> _Work item_: When you write out the listing below, keep each word exactly as it stands and drop the pictures.

(Beginning of Data in this exercise)

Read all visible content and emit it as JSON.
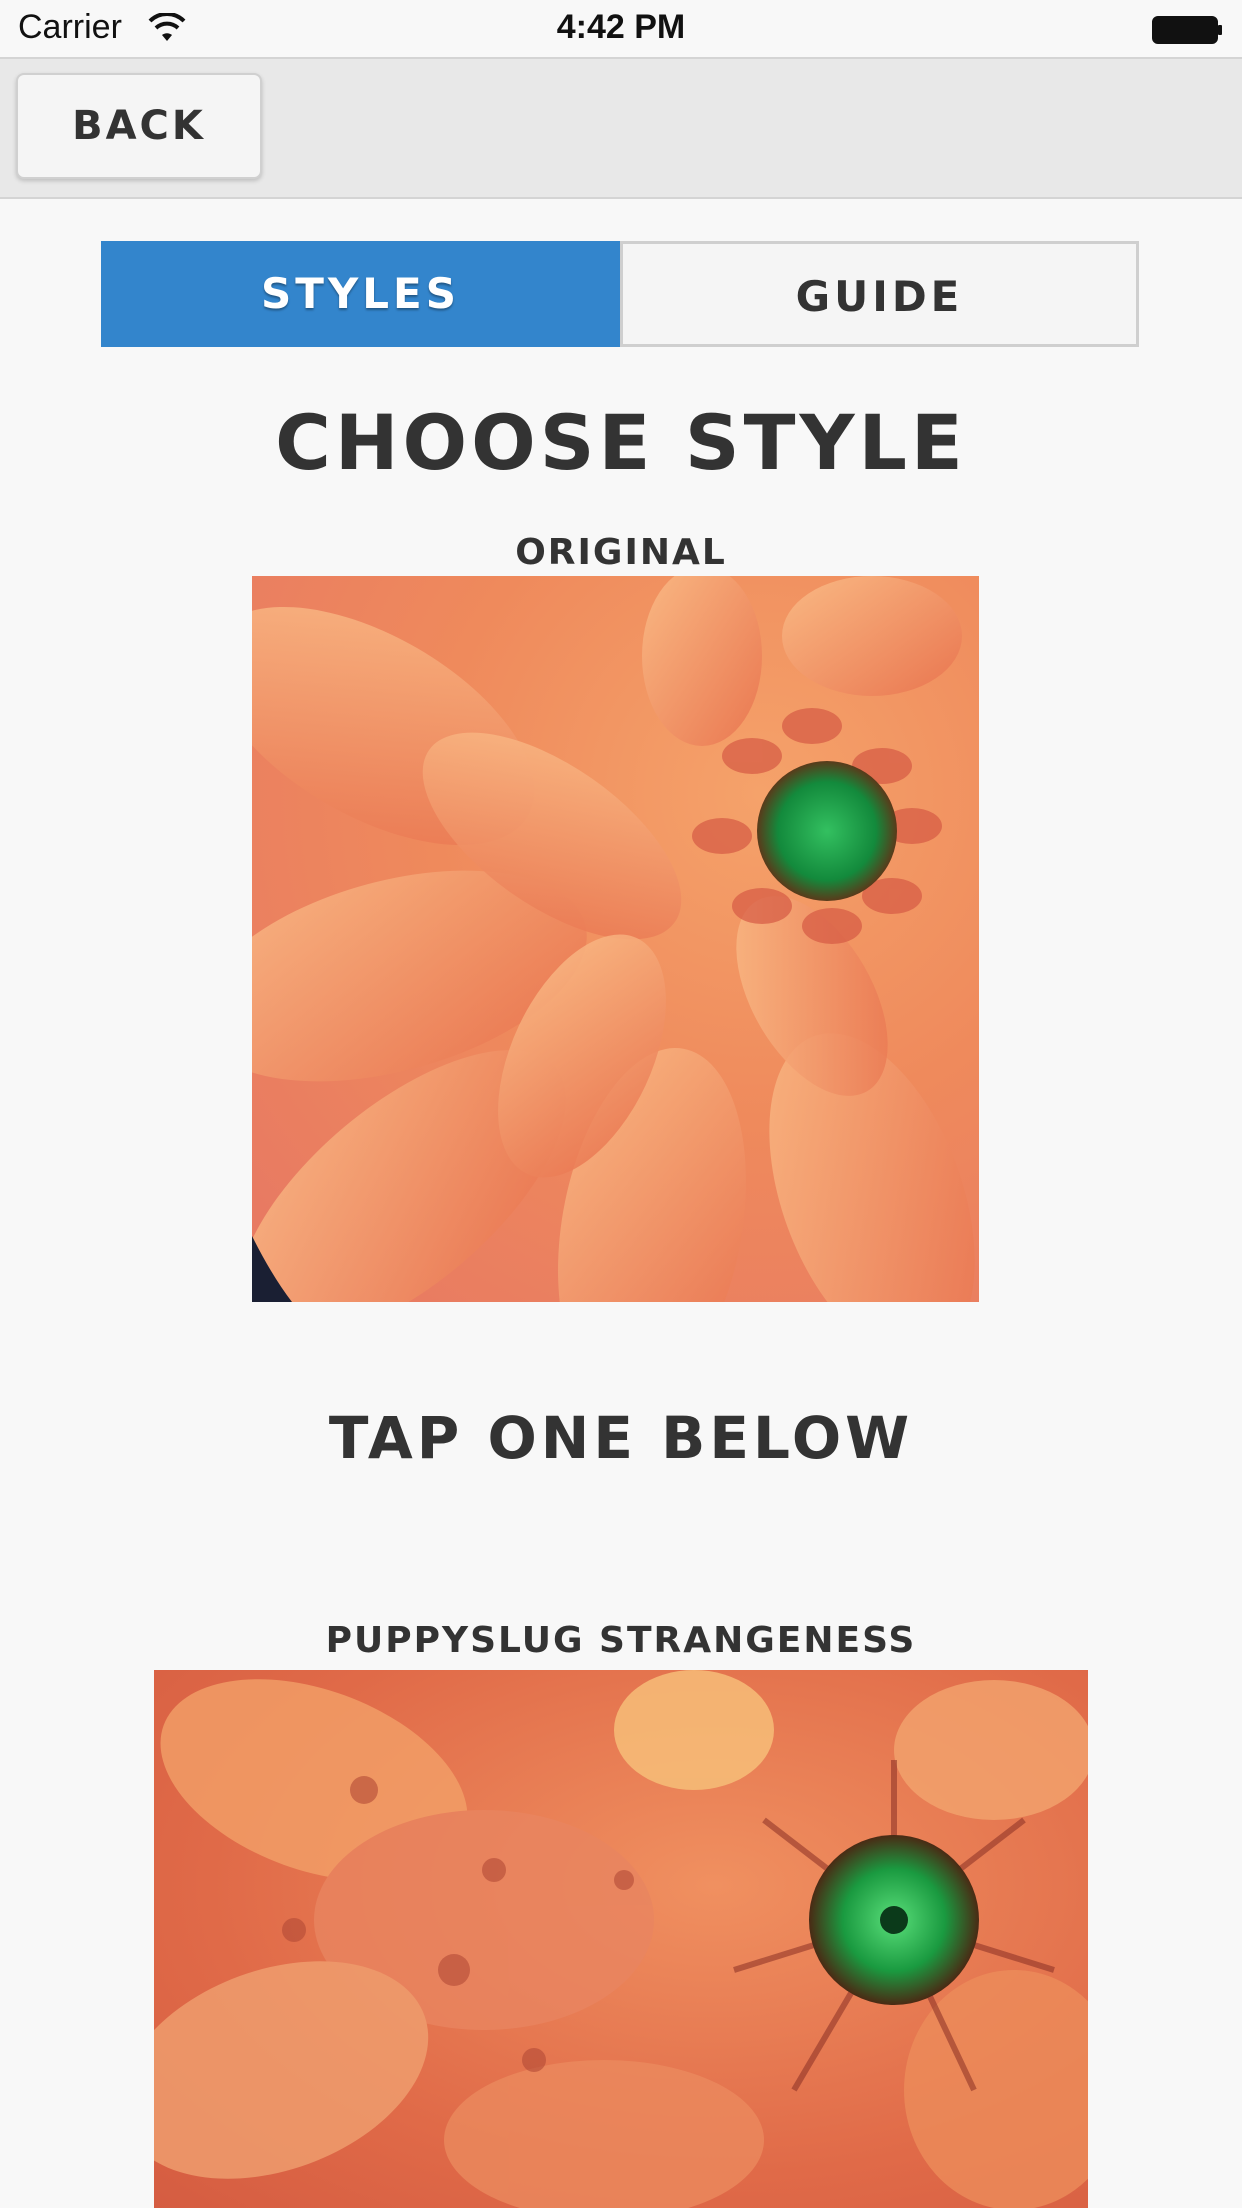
{
  "status_bar": {
    "carrier": "Carrier",
    "time": "4:42 PM",
    "icons": [
      "wifi-icon",
      "battery-icon"
    ]
  },
  "nav": {
    "back_label": "BACK"
  },
  "tabs": [
    {
      "label": "STYLES",
      "selected": true
    },
    {
      "label": "GUIDE",
      "selected": false
    }
  ],
  "main": {
    "title": "CHOOSE STYLE",
    "original_label": "ORIGINAL",
    "instruction": "TAP ONE BELOW",
    "styles": [
      {
        "label": "PUPPYSLUG STRANGENESS"
      }
    ]
  },
  "colors": {
    "accent": "#3385cc",
    "text": "#333333",
    "background": "#f8f8f8",
    "nav_background": "#e8e8e8",
    "flower_petal": "#f08a5a",
    "flower_center": "#1f9a4a"
  }
}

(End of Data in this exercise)

> _Expected output_:
Read all visible content and emit it as JSON.
{
  "status_bar": {
    "carrier": "Carrier",
    "time": "4:42 PM",
    "icons": [
      "wifi-icon",
      "battery-icon"
    ]
  },
  "nav": {
    "back_label": "BACK"
  },
  "tabs": [
    {
      "label": "STYLES",
      "selected": true
    },
    {
      "label": "GUIDE",
      "selected": false
    }
  ],
  "main": {
    "title": "CHOOSE STYLE",
    "original_label": "ORIGINAL",
    "instruction": "TAP ONE BELOW",
    "styles": [
      {
        "label": "PUPPYSLUG STRANGENESS"
      }
    ]
  },
  "colors": {
    "accent": "#3385cc",
    "text": "#333333",
    "background": "#f8f8f8",
    "nav_background": "#e8e8e8",
    "flower_petal": "#f08a5a",
    "flower_center": "#1f9a4a"
  }
}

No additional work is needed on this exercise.